St. John Chrysostom, Almsgiving, and Persons with Disability 


Icon from 

“For you have the poor with you always”


St. Gregory the Theologian

3 And being in Bethany at the house of Simon the leper, as He sat at the table, a woman came having an alabaster flask of very costly oil of spikenard. Then she broke the flask and poured it on His head. 4 But there were some who were indignant among themselves, and said, “Why was this fragrant oil wasted? 5 For it might have been sold for more than three hundred denarii and given to the poor.” And they criticized her sharply.
6 But Jesus said, “Let her alone. Why do you trouble her? She has done a good work for Me. 7 For you have the poor with you always, and whenever you wish you may do them good; but Me you do not have always. 8 She has done what she could. She has come beforehand to anoint My body for burial. 9 Assuredly, I say to you, wherever this gospel is preached in the whole world, what this woman has done will also be told as a memorial to her.”         

{St. Mark 14:3-9; see also St. Matthew 26:10-12}

5 But the angel answered and said to the women, “Do not be afraid, for I know that you seek Jesus who was crucified. 6 He is not here; for He is risen, as He said. Come, see the place where the Lord lay. 7 And go quickly and tell His disciples that He is risen from the dead, and indeed He is going before you into Galilee; there you will see Him. Behold, I have told you.” . . .

16 Then the eleven disciples went away into Galilee, to the mountain which Jesus had appointed for them. 17 When they saw Him, they worshiped Him; but some doubted.
18 And Jesus came and spoke to them, saying, “All authority has been given to Me in heaven and on earth. 19 Go therefore[c] and make disciples of all the nations, baptizing them in the name of the Father and of the Son and of the Holy Spirit, 20 teaching them to observe all things that I have commanded you; and lo, I am with you always, even to the end of the age.” Amen.                                  

{St. Matthew 28:5-7, 16-20}

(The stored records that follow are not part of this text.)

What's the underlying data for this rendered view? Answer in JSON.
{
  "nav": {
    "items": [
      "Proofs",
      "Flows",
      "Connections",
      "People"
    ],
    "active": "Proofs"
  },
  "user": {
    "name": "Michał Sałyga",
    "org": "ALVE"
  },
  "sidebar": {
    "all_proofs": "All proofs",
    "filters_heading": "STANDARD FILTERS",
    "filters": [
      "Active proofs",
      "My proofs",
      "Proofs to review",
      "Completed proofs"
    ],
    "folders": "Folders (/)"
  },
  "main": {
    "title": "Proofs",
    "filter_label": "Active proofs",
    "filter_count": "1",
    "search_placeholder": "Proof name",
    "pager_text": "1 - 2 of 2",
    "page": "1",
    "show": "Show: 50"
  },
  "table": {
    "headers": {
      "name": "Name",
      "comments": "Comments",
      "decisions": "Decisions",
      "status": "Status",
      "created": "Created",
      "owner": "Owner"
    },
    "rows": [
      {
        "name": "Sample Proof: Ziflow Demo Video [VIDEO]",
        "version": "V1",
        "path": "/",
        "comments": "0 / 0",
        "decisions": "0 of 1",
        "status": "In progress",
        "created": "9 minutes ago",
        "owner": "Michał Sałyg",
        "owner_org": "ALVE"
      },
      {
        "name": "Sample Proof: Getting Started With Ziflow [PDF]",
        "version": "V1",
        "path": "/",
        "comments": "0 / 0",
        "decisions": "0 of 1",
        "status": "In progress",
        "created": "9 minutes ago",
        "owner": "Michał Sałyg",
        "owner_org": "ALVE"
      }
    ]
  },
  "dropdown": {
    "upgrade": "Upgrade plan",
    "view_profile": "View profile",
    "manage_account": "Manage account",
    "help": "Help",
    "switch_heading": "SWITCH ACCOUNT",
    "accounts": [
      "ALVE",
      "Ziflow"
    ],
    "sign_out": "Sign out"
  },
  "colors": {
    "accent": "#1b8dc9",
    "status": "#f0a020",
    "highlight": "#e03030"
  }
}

 34 Then the King will say to those on His right hand, ‘Come, you blessed of My Father, inherit the kingdom prepared for you from the foundation of the world: 35 for I was hungry and you gave Me food; I was thirsty and you gave Me drink; I was a stranger and you took Me in; 36 I was naked and you clothed Me; I was sick and you visited Me; I was in prison and you came to Me.’
37 “Then the righteous will answer Him, saying, ‘Lord, when did we see You hungry and feed You, or thirsty and give You drink? 38 When did we see You a stranger and take You in, or naked and clothe You? 39 Or when did we see You sick, or in prison, and come to You?’ 40 And the King will answer and say to them, ‘Assuredly, I say to you, inasmuch as you did it to one of the least of these My brethren, you did it to Me.’

{St. Matthew 25:34-40}

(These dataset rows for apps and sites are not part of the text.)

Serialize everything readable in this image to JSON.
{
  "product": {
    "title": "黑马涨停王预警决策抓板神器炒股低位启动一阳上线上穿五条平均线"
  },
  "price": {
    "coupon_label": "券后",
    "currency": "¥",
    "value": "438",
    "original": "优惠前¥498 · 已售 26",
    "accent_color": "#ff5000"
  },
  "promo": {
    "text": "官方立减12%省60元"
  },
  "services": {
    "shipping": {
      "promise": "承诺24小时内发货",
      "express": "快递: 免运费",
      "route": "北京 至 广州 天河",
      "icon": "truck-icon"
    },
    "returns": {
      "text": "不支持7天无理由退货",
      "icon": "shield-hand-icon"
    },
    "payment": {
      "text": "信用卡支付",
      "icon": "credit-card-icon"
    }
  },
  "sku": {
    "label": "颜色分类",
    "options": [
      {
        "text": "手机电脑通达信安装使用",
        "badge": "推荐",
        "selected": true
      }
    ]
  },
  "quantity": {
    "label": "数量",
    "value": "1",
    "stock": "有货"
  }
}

And so we have the poor with us always, and the Lord with us always. Indeed, in the Eucharist we receive Him wholly, Body and Blood; and thereby He is with us and in us. And He is also with us, according to the Scriptures, in the person of the poor: the stranger, the prisoner, and persons who are unclothed or sick. And the list is surely meant to be  extended to all who are in dire need, though they may not fit into these specific categories – including, in some circumstances, persons with disabilities (though in other cases and situations, persons with disabilities may be more well adjusted than those not considered disabled, and are the ones called to reach out and help).

Three posts with excerpts and commentary from St. Gregory the Theologian’s three homilies “On Love of the Poor:”  & &   ttp:// 
NKJV Text:
Icon from

Davydoro, Russia: a ministry for children with disabilities

A Russian Orthodox Christian Parish in Davydoro, Russia runs a summer camp for children with disabilities. They are working on establishing a year-round rehabilitation center. Here is some news on their efforts:

“Thoughts on the “Special Chidren” (in the Russian Language) 

Translated into English: 

“Children with Disabilities”

2010: “Thoughts on Children with Disabilities” (objectives are discussed) 


Blog Stats

  • 122,711 hits
August 2012
« Jul   Sep »

%d bloggers like this: